ORIGINAL: rancher man08
my 350 rancher is a **** to start to in cold weather is that normal?,and another thing it ticks at start up for a few seconds and then goes away are the valves out of adjustment?
They're ALL different, but here's my general unscientific observation FWIW-
It should take a choke to start it, a machine in good condition still might like the choke for a cold start right up to 75 or 80 degrees. More than that is "fixable", less than that is pretty much par for the course.
Below fifty degrees, it's pretty normal to need the choke on, and to require a little throttle modulation to get it started and running for a few seconds, then have it sort its self out and idle fine.

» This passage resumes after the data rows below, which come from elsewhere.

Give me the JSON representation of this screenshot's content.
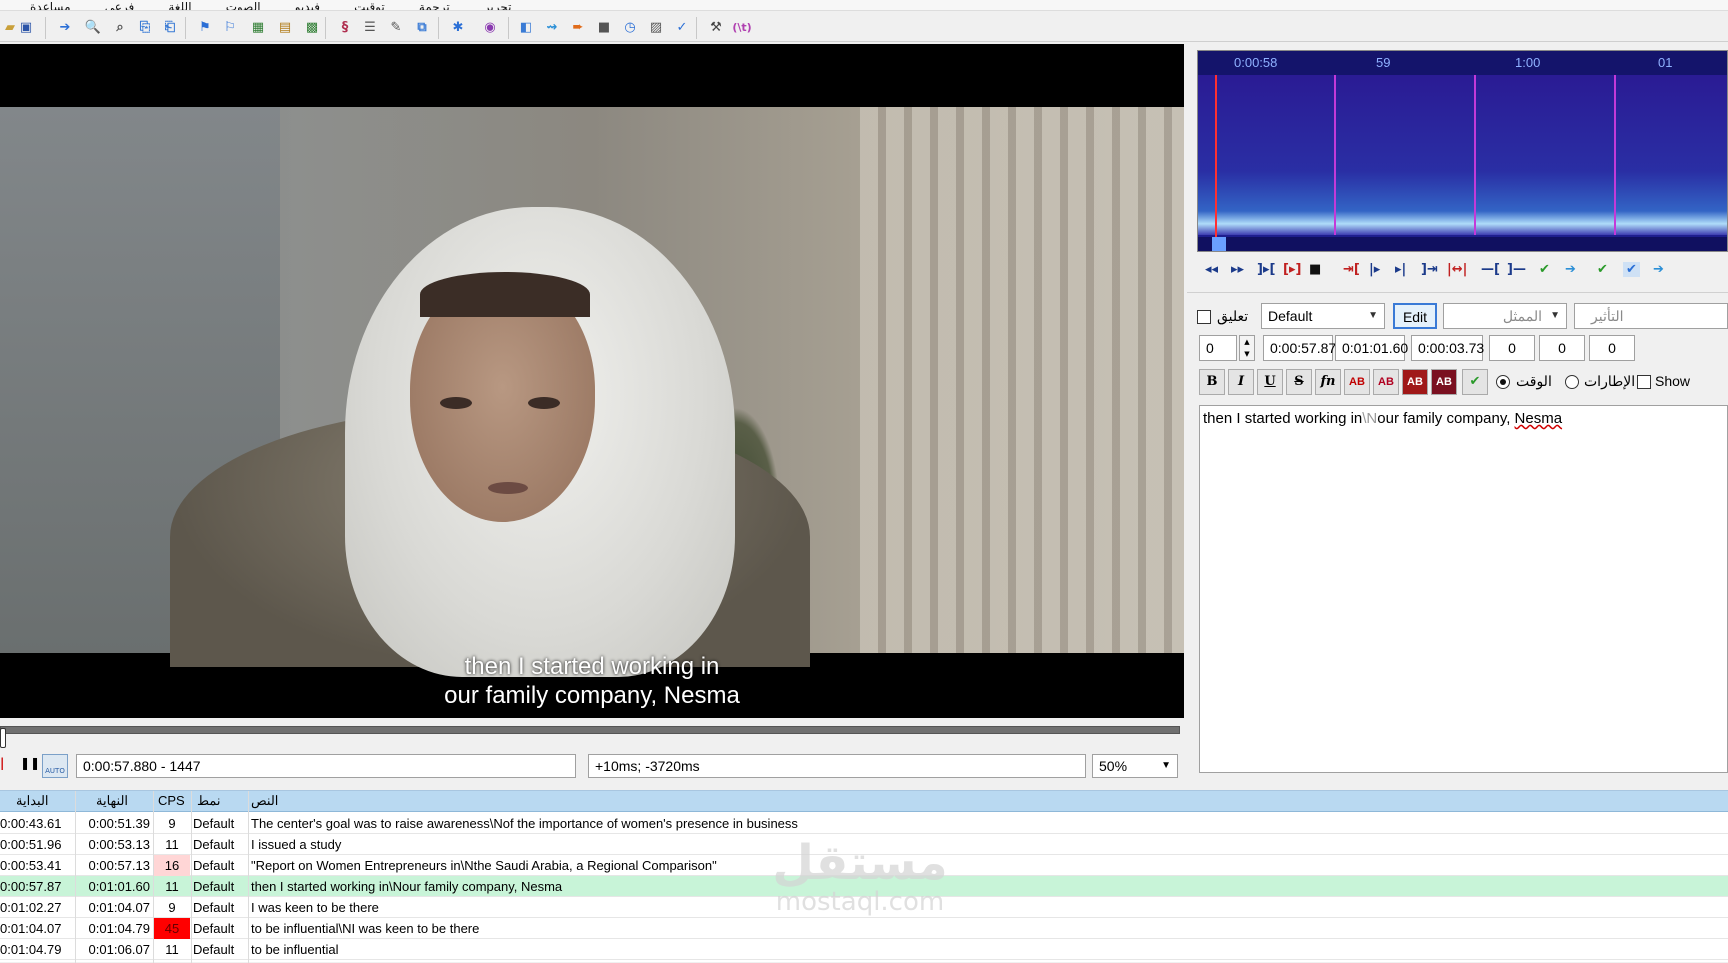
{
  "menu": [
    "مساعدة",
    "فرعي",
    "اللغة",
    "الصوت",
    "فيديو",
    "توقيت",
    "ترجمة",
    "تحرير"
  ],
  "video": {
    "subtitle_line1": "then I started working in",
    "subtitle_line2": "our family company, Nesma"
  },
  "player": {
    "time_display": "0:00:57.880 - 1447",
    "offset_display": "+10ms; -3720ms",
    "zoom": "50%"
  },
  "audio": {
    "tick_labels": [
      "0:00:58",
      "59",
      "1:00",
      "01"
    ]
  },
  "props": {
    "comment_label": "تعليق",
    "style_value": "Default",
    "edit_label": "Edit",
    "actor_placeholder": "الممثل",
    "effect_placeholder": "التأثير",
    "layer": "0",
    "start": "0:00:57.87",
    "end": "0:01:01.60",
    "duration": "0:00:03.73",
    "margin_l": "0",
    "margin_r": "0",
    "margin_v": "0",
    "time_label": "الوقت",
    "frames_label": "الإطارات",
    "show_label": "Show",
    "bold": "B",
    "italic": "I",
    "underline": "U",
    "strike": "S",
    "fn": "fn",
    "ab": "AB",
    "text_part1": "then I started working in",
    "text_nl": "\\N",
    "text_part2": "our family company, ",
    "text_name": "Nesma"
  },
  "grid": {
    "headers": {
      "start": "البداية",
      "end": "النهاية",
      "cps": "CPS",
      "style": "نمط",
      "text": "النص"
    },
    "rows": [
      {
        "start": "0:00:43.61",
        "end": "0:00:51.39",
        "cps": "9",
        "style": "Default",
        "text": "The center's goal was to raise awareness\\Nof the importance of women's presence in business",
        "flag": ""
      },
      {
        "start": "0:00:51.96",
        "end": "0:00:53.13",
        "cps": "11",
        "style": "Default",
        "text": "I issued a study",
        "flag": ""
      },
      {
        "start": "0:00:53.41",
        "end": "0:00:57.13",
        "cps": "16",
        "style": "Default",
        "text": "\"Report on Women Entrepreneurs in\\Nthe Saudi Arabia, a Regional Comparison\"",
        "flag": "warn"
      },
      {
        "start": "0:00:57.87",
        "end": "0:01:01.60",
        "cps": "11",
        "style": "Default",
        "text": "then I started working in\\Nour family company, Nesma",
        "flag": "sel"
      },
      {
        "start": "0:01:02.27",
        "end": "0:01:04.07",
        "cps": "9",
        "style": "Default",
        "text": "I was keen to be there",
        "flag": ""
      },
      {
        "start": "0:01:04.07",
        "end": "0:01:04.79",
        "cps": "45",
        "style": "Default",
        "text": "to be influential\\NI was keen to be there",
        "flag": "bad"
      },
      {
        "start": "0:01:04.79",
        "end": "0:01:06.07",
        "cps": "11",
        "style": "Default",
        "text": "to be influential",
        "flag": ""
      }
    ]
  },
  "watermark": {
    "ar": "مستقل",
    "en": "mostaql.com"
  },
  "colors": {
    "selected_row": "#c8f4d8",
    "cps_bad": "#ff0000",
    "cps_warn": "#ffd6d6",
    "header": "#b9d9f1"
  }
}
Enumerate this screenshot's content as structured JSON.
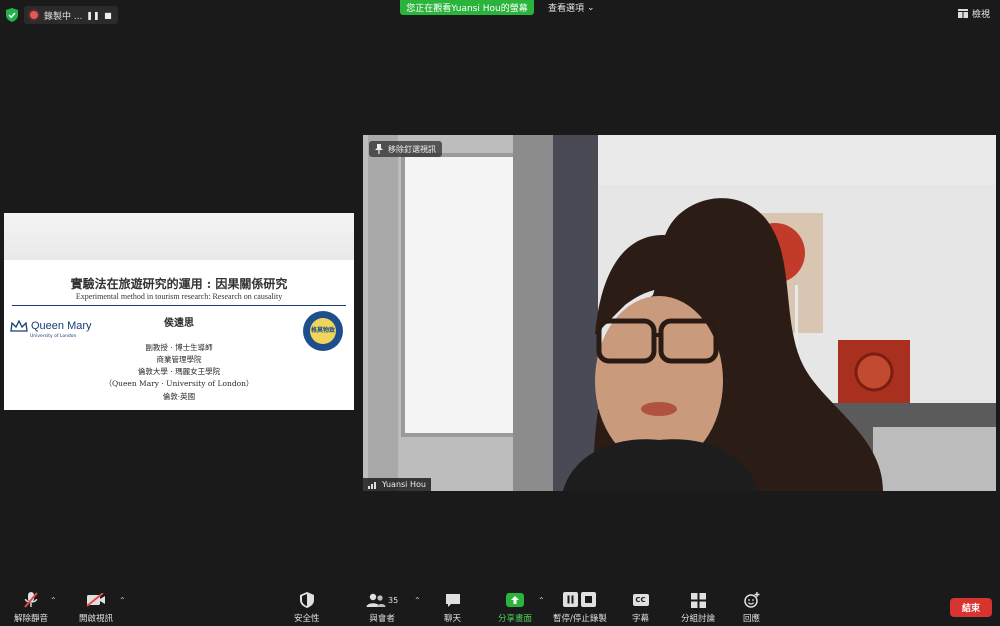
{
  "top": {
    "recording_label": "錄製中 ...",
    "viewing_banner": "您正在觀看Yuansi Hou的螢幕",
    "view_options": "查看選項",
    "view_button": "檢視"
  },
  "slide": {
    "title": "實驗法在旅遊研究的運用 : 因果關係研究",
    "subtitle": "Experimental method in tourism research: Research on causality",
    "presenter": "侯遠思",
    "lines": [
      "副教授 · 博士生導師",
      "商業管理學院",
      "倫敦大學 · 瑪麗女王學院",
      "（Queen Mary · University of London）",
      "倫敦·英國"
    ],
    "logo_name": "Queen Mary",
    "logo_sub": "University of London",
    "seal_text": "格莫物致"
  },
  "video": {
    "pin_label": "移除釘選視訊",
    "participant_name": "Yuansi Hou"
  },
  "toolbar": {
    "unmute": "解除靜音",
    "start_video": "開啟視訊",
    "security": "安全性",
    "participants": "與會者",
    "participants_count": "35",
    "chat": "聊天",
    "share_screen": "分享畫面",
    "pause_stop_recording": "暫停/停止錄製",
    "captions": "字幕",
    "breakout_rooms": "分組討論",
    "reactions": "回應",
    "end": "結束",
    "cc_glyph": "CC"
  },
  "colors": {
    "accent_green": "#2bb43c",
    "end_red": "#d8342f",
    "slide_navy": "#1a3d7a"
  }
}
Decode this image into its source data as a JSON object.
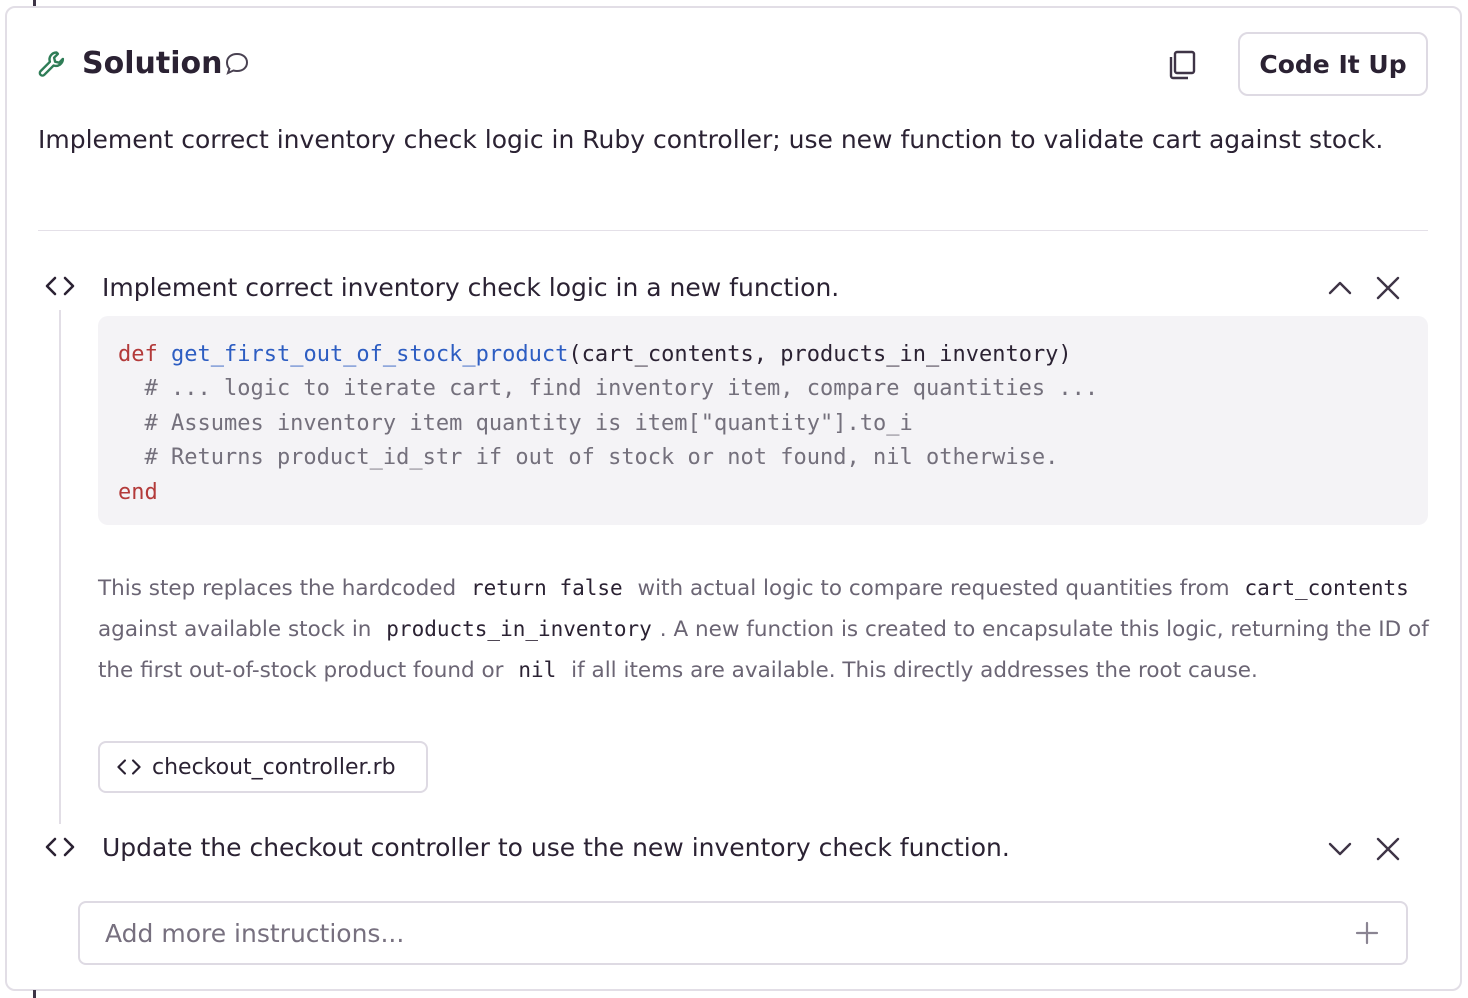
{
  "header": {
    "title": "Solution",
    "wrench_icon": "wrench-icon",
    "chat_icon": "chat-bubble-icon",
    "copy_icon": "copy-icon",
    "code_button_label": "Code It Up",
    "accent_color": "#2f7d57"
  },
  "summary": "Implement correct inventory check logic in Ruby controller; use new function to validate cart against stock.",
  "steps": [
    {
      "title": "Implement correct inventory check logic in a new function.",
      "expanded": true,
      "code": {
        "kw_def": "def",
        "fn_name": "get_first_out_of_stock_product",
        "params": "(cart_contents, products_in_inventory)",
        "comments": [
          "  # ... logic to iterate cart, find inventory item, compare quantities ...",
          "  # Assumes inventory item quantity is item[\"quantity\"].to_i",
          "  # Returns product_id_str if out of stock or not found, nil otherwise."
        ],
        "kw_end": "end"
      },
      "explanation": {
        "t1": "This step replaces the hardcoded",
        "c1": "return false",
        "t2": "with actual logic to compare requested quantities from",
        "c2": "cart_contents",
        "t3": "against available stock in",
        "c3": "products_in_inventory",
        "t4": ". A new function is created to encapsulate this logic, returning the ID of the first out-of-stock product found or",
        "c4": "nil",
        "t5": "if all items are available. This directly addresses the root cause."
      },
      "file": "checkout_controller.rb"
    },
    {
      "title": "Update the checkout controller to use the new inventory check function.",
      "expanded": false
    }
  ],
  "input": {
    "placeholder": "Add more instructions..."
  }
}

Below thirty degrees, you prolly have to work with it for a few minutes before it's happy, and it's never truely happy until after you've been out and smacked on it for a while, preferrably after a short warm-up. This will "heat soak" the engine and then it should be a happy camper. They don't truely
warm up until you really ride them, so while it'll really appreciate a short warm-up, a long one is unneeded and pretty ineffective past a certain point.
Incidentally, if your winter is cold enough (and you're rugged enough) to require a winter jet, then this is the "threshold" I'd recommend for it where you'll start seeing some positive returns. If you don't ride that much in the winter (or at least when it's below freezing), then it's not a concern. For limited use you're good down to zero on the factory jet so long as you're watching out for an overheat.
A couple of things to watch for-
Regular unleaded gasoline!!!!! Regardless what the gas company calls it, the higher octane flavor does not atomise as easily, does not ignite as easily, and just does not lend it's self to cold weather as well. Assuming that "premium" or "super" means "better for my engine" is pretty much shooting yourself in the foot.
Learn what the machine likes. They're all a little different. Full choke and no throttle? Half choke and a touch of throttle? they all have a preference. The colder it gets, the less forgiving ANY carbureted engine is, and the harder it is to "pass" a flood and get it to run.
Don't assume that full choke is what it always want's. It may start better with your same routine and half of a choke. Flooding with too much fuel is harder to start than starving with too little. Or maybe not. Just be sure you're not fighting with it when you don't need to. Like I said before, see what your specific machine likes...
Key on, engine off (and all other electrical gizmos off) for thirty seconds, up to one minute before the first start attempt. There is a heating element in the carburetor to correct a completely different, unrelated, not even very likely issue with the carburetors. Allowing that tiny heater to run half a minute to a minute before startup has a good "side effect" of pre-warming the bowels of the carb. It's only just a little, but a little is all it takes to make a difference.
Below twenty degrees or so, hit the primer one time. (mayyyybee two.) don't over do it. It works or it doesn't. If that gets you a "start and stall", more pumps aren't better, give it the same one bump the next time. A couple of "start and stalls" and eventually it'll go.
And last, just as I said in my reply to outlanderrider... The rope starter...
Yeah, UGGGGH, it sounds like work. But, even if your battery isn't dead the rope starter still works. If you use the electric starter and it's hesitating or not trying at all, don't be afraid to give it a few good tugs. The extra cranking speed from the rope starter makes a HUGE difference in getting cold engines started.
As for the rattle for a few seconds.....
I can't say it's good, I can't say they all do it. It could be numerous things. But lots of those little 350's have done that exact same thing for a very, very long time with no further ill effects from it. But if you're in doubt about the valve adjustment, it probably needs it done. It's a good machine with a good engine, you should take care of it so that it'll continue to take care of you... but that "surgery" isn't going to fix a noise that dissapears that quickly.
post edited by Jake450s - 2008/12/23 18:22:33